There are only a couple of bridges across the lake, and they are widely separated, so most crossings of the lake are done by ferry. Every 20 miles or so is a ferry crossing, run by the Lake Champlain Transportation Company. The ferries date back to sailing rafts, including one ferry powered by 6 horses on a treadmill!

It’s a fun trip across the lake – you can see the Green Mountains of Vermont to the east and New York’s Adirondack Mountains to the west, and there is a hint of fall color on the shorelines.

There is a lot of military history on the lake. During the revolution, the British Military was thwarted from splitting the rebellious New England colonies off from New York and the rest of the colonies by the fortifications along the Hudson Highlands (see West Point). Deciding on an alternative strategy of invading from Canada, the British hoped to come down Lake Champlain and link up with their forces in New York City, thus splitting the colonies.

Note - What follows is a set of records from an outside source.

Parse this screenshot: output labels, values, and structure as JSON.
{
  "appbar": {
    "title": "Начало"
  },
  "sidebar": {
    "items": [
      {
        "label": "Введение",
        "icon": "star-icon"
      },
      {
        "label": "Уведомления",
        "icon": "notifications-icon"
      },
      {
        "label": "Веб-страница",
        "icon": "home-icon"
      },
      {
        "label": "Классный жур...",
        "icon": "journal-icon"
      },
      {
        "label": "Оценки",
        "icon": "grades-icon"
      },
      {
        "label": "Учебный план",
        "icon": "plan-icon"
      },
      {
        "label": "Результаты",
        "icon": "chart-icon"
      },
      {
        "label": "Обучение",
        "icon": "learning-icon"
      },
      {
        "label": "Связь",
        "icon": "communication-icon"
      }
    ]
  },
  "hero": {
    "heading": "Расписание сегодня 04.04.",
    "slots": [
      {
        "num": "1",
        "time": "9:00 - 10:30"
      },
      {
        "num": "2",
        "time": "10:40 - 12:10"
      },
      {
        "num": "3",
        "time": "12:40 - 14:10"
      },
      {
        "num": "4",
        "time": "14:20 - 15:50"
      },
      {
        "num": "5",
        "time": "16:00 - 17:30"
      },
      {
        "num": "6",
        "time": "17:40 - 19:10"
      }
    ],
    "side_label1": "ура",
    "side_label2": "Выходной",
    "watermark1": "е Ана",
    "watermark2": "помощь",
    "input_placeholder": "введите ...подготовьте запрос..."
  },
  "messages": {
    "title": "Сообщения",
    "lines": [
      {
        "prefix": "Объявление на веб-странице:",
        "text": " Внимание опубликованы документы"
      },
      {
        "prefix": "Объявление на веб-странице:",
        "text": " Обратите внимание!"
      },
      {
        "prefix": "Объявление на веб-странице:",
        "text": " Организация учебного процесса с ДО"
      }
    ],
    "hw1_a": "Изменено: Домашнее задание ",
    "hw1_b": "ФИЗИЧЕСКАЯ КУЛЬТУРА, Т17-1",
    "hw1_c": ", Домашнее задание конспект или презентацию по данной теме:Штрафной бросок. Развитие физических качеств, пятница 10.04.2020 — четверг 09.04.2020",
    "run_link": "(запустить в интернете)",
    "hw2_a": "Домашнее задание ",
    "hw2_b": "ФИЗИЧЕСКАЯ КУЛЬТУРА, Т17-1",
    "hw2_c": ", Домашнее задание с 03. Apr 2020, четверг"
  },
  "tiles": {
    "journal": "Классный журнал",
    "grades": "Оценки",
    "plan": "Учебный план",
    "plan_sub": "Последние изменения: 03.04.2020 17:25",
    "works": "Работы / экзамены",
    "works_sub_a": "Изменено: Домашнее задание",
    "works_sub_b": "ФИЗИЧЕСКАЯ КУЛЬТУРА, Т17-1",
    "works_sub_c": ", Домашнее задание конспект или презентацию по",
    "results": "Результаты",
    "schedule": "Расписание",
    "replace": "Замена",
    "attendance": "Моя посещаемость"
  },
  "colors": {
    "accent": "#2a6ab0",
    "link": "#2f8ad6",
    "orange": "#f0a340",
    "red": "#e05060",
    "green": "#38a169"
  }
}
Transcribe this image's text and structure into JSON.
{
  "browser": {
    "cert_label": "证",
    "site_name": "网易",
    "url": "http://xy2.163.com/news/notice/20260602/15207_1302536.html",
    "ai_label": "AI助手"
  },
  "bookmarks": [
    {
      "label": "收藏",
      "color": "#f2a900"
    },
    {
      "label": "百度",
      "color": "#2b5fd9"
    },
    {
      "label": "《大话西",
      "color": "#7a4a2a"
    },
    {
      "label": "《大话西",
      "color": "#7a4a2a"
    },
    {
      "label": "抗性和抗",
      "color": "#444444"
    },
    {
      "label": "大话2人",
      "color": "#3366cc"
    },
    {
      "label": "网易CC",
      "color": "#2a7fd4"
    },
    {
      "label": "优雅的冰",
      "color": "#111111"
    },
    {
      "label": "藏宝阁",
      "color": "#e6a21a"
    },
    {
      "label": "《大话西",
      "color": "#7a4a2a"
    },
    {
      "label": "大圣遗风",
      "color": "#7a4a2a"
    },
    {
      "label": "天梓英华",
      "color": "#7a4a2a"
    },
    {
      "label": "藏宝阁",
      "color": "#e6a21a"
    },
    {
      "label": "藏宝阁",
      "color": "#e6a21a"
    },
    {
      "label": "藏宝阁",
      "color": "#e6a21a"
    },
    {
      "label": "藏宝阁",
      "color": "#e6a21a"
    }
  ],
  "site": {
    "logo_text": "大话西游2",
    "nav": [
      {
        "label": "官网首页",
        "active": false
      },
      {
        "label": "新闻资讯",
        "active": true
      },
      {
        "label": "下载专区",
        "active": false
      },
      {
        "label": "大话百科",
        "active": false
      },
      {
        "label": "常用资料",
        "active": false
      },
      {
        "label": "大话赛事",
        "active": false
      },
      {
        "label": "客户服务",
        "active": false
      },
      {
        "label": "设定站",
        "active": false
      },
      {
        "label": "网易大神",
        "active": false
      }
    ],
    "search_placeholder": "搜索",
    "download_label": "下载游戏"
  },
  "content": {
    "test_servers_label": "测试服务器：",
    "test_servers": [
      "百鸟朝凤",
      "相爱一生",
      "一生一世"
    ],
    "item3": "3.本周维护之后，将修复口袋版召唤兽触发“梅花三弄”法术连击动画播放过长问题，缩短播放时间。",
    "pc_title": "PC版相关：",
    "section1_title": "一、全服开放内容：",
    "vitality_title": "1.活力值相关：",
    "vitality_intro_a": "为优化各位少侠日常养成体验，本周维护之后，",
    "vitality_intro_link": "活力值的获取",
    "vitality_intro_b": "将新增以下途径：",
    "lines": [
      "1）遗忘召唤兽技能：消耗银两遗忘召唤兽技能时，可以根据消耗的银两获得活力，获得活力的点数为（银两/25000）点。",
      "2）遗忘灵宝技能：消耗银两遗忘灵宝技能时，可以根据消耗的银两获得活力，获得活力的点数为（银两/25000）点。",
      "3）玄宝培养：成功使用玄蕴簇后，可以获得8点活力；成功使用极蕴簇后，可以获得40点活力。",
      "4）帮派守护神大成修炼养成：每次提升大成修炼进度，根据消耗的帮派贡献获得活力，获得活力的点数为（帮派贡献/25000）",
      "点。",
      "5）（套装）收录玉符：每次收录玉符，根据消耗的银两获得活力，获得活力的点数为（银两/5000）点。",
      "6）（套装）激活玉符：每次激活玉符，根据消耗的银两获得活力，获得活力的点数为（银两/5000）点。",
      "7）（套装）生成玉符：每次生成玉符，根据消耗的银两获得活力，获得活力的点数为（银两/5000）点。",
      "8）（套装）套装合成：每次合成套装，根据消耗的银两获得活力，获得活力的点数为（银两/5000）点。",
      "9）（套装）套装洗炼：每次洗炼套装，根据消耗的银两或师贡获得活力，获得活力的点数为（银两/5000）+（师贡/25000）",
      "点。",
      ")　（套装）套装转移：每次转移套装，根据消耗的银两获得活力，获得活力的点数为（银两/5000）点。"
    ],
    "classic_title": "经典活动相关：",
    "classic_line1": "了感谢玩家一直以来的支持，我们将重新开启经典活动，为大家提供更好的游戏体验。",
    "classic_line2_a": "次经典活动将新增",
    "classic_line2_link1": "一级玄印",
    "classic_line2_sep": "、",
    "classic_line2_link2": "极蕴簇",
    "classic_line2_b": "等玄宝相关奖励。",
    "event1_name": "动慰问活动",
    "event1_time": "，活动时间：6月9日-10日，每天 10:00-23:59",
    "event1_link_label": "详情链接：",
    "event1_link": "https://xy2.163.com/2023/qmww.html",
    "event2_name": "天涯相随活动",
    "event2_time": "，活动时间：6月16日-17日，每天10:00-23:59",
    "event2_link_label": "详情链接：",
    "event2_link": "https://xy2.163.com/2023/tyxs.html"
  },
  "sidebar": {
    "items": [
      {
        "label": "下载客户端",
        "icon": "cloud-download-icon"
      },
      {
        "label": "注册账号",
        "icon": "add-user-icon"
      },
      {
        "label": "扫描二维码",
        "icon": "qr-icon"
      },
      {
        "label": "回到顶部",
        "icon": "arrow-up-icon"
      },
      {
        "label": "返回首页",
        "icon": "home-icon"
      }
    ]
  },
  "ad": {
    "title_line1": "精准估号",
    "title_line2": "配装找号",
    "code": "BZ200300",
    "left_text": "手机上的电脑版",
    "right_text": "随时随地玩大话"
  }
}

Control of the lake was critical to this effort. Benedict Arnold, although seriously outnumbered in ships (52 to 12) was able to do enough damage to the British Fleet (well, mostly small gunboats) at Valcour Island to delay the British advance down the lake until winter came. This delay made possible the American victories at Bennington, Ticonderoga and Saratoga, and convinced the French and Dutch that the colonists might actually have a chance, and opened up their purse strings to the fledgling American government.

Another large navel engagement occurred during the War of 1812. Most of this war was fought along the Great Lakes and Lake Champlain, with the exception of the famous Battle of New Orleans. Over winter, both sides engaged in a furious set of shipbuilding on the lake. This time, both sides had frigate sized ships (if you have seen the movie Master and Commander, the Surprise is a 28 gun Frigate. The American’s had a 38 gun frigate at the Battle of Plattsburg.). It’s fairly amazing to imagine sailing ships of this size on the lake – although long, it’s usually only 2-4 miles wide).

The American strategy at the Battle of Plattsburg was similar to Benedict Arnold’s nearly 40 years before - get in a protected position, and let theBritish come to them. This resulted in a decisive American victory at Plattsburg.

The lake is full of curiosities, none more than Fort Montgomery, a.k.a. Fort Blunder. When constructed by the Americans, the surveying was a little sloppy, and the fort was accidentally constructed just over the Canadian boundary! The walls of the fort are still there. Also the islands in the middle of the lake were the site of several nuclear missile silos constructed in the 1960’s, now removed and replaced with a Vermont Visitors Center. We also came across an early fish ladder to enable the salmon to get around a dam for a millpond.

The fall colors usually start with the low lying ‘swamp’ or ‘bog’ maples. The shores of the lake are lined with colorful trees, and at the end of the day, when the wind dies down, the glow of the trees in the sunlight and the reflection on the water is quite beautiful.

Vance: Lake Champlain is a very big lake. There was a small playground at our campground, Grand Isle S.P. First we drove around the lake back onto the

New York side. We washed our clothes at Plattsburgh where a battle of the war of 1812 was fought. Ethan Allen and his Green Mountain Boys lived in Vermont. Next we rode a ferry back into Vermont.

The next day we rode the ferry back to New York. Taking the ferry saves a lot of time. We found a fish tunnel so the fish could get pass the dam.Later we went on a hike through a gorge named Ausable Chasm.

We support the following organizations...